| Task brief |
Look for the word "Ctrl" in the material below, then report each line where it occurs.

| The records |
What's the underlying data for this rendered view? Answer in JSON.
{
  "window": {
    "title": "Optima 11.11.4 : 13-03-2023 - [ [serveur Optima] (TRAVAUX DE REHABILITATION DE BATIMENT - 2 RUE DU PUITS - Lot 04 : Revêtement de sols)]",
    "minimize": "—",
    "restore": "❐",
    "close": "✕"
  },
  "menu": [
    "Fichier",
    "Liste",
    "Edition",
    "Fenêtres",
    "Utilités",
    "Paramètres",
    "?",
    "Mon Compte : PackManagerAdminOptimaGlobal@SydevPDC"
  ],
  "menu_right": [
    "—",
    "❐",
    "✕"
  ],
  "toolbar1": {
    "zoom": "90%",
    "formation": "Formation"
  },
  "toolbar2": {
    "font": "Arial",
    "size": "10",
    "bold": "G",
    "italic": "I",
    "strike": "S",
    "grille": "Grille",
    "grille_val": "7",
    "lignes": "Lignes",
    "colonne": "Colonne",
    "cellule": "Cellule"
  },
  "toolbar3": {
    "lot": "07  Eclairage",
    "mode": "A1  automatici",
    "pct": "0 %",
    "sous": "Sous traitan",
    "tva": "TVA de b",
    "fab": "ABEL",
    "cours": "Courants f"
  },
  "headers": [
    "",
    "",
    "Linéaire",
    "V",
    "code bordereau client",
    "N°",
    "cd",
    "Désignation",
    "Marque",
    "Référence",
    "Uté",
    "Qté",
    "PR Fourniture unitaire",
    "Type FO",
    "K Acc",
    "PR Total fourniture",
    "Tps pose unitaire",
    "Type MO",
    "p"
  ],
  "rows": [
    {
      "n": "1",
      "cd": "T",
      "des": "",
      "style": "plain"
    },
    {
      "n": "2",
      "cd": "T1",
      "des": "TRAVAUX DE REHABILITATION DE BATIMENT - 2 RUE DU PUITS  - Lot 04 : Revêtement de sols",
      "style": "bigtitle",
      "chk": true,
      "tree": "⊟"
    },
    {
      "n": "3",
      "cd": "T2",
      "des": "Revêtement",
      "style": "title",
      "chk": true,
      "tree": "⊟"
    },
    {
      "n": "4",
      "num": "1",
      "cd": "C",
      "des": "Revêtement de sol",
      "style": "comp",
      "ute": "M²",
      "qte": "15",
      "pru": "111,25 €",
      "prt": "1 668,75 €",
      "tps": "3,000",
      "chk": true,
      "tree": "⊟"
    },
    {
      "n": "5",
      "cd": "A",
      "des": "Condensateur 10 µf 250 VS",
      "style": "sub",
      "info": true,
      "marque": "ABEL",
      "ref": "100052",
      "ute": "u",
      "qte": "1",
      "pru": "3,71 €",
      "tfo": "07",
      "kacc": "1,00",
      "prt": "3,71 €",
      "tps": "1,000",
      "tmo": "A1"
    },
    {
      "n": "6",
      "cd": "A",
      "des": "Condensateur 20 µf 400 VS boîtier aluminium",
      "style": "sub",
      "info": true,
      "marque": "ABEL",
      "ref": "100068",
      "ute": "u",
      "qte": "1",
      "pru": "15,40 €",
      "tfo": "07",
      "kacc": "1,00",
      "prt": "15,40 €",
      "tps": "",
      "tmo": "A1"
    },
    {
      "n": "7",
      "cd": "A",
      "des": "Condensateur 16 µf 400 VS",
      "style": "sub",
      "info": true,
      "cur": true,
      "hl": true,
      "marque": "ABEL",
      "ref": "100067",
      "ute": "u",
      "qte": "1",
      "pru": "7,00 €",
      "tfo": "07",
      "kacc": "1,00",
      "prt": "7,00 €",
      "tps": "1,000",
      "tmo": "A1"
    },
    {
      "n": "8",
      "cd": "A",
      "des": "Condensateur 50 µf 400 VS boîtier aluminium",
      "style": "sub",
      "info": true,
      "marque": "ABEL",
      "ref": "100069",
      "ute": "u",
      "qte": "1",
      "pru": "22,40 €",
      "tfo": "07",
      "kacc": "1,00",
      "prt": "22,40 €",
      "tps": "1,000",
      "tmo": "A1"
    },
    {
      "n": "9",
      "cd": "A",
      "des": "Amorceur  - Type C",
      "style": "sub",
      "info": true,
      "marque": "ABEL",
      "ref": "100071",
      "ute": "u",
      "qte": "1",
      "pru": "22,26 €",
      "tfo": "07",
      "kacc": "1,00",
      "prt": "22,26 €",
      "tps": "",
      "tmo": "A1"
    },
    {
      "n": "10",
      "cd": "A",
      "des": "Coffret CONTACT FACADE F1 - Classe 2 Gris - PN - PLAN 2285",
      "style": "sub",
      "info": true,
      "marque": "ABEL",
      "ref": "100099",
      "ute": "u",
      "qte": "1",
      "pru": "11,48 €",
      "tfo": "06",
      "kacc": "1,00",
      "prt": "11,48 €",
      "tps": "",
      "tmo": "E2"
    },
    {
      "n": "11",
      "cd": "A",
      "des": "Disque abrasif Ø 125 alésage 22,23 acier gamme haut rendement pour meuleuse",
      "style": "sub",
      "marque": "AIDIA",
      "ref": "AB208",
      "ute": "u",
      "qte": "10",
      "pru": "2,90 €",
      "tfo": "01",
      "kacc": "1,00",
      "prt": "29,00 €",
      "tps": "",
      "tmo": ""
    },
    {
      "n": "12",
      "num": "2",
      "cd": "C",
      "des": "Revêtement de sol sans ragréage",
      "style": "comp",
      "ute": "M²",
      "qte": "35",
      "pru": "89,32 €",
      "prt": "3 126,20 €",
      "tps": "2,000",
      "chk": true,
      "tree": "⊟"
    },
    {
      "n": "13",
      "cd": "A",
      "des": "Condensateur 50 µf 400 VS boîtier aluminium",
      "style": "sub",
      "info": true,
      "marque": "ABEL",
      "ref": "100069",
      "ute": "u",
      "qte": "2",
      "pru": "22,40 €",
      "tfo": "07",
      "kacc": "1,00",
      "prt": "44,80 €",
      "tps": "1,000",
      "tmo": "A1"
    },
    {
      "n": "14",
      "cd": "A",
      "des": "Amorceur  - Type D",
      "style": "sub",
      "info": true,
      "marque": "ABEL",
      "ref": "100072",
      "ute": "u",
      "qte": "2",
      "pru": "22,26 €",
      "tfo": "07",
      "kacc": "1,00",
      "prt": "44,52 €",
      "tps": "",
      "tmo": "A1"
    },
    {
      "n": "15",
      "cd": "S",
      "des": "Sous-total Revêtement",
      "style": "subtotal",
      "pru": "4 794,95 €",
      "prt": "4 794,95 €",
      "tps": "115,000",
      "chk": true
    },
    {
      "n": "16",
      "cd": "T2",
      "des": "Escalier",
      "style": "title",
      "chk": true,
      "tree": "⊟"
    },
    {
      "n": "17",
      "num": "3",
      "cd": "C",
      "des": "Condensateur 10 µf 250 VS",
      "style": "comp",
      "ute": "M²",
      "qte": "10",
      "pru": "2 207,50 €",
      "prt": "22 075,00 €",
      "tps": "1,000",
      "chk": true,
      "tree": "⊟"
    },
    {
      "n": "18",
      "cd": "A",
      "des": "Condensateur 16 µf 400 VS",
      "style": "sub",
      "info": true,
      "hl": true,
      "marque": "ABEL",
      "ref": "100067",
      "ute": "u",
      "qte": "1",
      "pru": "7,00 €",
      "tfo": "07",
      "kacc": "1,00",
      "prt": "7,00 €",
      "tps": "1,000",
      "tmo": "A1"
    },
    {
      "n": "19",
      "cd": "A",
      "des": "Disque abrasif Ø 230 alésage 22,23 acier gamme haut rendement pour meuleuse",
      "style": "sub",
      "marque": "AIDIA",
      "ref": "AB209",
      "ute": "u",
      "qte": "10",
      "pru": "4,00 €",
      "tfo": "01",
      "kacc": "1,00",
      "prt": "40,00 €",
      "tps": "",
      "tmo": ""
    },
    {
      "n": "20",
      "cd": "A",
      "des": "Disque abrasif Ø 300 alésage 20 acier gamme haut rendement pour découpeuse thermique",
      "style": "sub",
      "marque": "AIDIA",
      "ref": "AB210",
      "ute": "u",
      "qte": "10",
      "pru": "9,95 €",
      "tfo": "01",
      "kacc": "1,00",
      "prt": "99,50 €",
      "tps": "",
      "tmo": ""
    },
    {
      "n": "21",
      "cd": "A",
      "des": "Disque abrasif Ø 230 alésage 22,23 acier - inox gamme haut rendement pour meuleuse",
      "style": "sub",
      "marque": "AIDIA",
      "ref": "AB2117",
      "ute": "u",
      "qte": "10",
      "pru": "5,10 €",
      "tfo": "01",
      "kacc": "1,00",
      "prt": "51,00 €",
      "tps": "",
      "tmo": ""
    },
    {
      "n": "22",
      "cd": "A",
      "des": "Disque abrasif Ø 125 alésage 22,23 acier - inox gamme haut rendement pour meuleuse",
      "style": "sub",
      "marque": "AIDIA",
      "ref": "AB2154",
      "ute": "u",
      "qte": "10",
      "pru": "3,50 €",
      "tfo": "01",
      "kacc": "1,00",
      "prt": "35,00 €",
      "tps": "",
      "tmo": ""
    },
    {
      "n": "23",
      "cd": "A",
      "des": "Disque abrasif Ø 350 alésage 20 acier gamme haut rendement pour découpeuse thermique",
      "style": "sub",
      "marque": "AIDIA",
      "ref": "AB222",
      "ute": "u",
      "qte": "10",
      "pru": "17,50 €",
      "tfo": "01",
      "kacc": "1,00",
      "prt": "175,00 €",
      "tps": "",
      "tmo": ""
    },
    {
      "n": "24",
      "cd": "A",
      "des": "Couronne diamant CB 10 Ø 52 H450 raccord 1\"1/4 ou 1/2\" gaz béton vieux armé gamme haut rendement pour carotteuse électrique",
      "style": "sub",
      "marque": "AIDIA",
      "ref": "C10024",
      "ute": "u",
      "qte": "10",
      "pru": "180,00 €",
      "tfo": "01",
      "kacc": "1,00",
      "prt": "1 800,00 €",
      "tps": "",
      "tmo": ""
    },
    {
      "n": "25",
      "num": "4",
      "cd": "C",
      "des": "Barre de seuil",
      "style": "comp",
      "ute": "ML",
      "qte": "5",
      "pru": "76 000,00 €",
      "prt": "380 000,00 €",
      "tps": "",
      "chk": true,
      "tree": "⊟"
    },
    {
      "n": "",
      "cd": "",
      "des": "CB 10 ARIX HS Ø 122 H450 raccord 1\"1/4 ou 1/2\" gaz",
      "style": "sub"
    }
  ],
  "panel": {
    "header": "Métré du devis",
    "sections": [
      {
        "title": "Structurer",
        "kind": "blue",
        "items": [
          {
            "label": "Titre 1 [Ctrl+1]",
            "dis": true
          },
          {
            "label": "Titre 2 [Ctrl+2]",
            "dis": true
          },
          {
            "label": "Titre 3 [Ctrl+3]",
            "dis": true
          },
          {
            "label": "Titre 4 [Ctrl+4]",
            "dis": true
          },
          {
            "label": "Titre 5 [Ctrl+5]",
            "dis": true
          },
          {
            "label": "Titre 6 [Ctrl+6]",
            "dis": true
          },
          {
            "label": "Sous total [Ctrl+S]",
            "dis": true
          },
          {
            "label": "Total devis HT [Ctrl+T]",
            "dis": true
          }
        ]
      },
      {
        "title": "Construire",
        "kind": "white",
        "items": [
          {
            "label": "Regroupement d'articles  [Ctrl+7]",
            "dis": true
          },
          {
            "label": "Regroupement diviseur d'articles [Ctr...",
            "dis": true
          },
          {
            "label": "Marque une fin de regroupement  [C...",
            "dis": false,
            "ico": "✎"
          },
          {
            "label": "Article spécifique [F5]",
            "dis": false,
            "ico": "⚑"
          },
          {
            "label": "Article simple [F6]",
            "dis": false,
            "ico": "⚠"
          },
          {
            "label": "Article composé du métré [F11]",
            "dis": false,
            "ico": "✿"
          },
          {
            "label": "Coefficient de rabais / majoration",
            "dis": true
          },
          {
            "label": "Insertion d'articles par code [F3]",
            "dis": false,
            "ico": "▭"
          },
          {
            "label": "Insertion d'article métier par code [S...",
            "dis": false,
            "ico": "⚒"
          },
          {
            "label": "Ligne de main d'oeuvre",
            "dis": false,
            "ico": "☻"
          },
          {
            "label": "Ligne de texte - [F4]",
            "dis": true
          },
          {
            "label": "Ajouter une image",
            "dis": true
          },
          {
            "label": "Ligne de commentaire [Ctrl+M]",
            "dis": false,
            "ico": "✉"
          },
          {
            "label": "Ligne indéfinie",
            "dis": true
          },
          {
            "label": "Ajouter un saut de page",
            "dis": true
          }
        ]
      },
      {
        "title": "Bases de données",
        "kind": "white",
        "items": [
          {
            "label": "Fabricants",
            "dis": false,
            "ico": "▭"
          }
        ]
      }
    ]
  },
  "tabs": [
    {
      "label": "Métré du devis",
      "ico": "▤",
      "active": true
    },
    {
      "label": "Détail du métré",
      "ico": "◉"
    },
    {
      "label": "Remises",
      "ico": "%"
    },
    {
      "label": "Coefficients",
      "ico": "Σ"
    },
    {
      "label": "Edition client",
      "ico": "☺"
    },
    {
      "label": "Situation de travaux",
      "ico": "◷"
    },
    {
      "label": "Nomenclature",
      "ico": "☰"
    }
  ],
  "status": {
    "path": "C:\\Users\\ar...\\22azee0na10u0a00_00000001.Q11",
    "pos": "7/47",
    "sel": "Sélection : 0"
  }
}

| Output |
            "label": "Titre 1 [Ctrl+1]",
            "label": "Titre 2 [Ctrl+2]",
            "label": "Titre 3 [Ctrl+3]",
            "label": "Titre 4 [Ctrl+4]",
            "label": "Titre 5 [Ctrl+5]",
            "label": "Titre 6 [Ctrl+6]",
            "label": "Sous total [Ctrl+S]",
            "label": "Total devis HT [Ctrl+T]",
            "label": "Regroupement d'articles  [Ctrl+7]",
            "label": "Ligne de commentaire [Ctrl+M]",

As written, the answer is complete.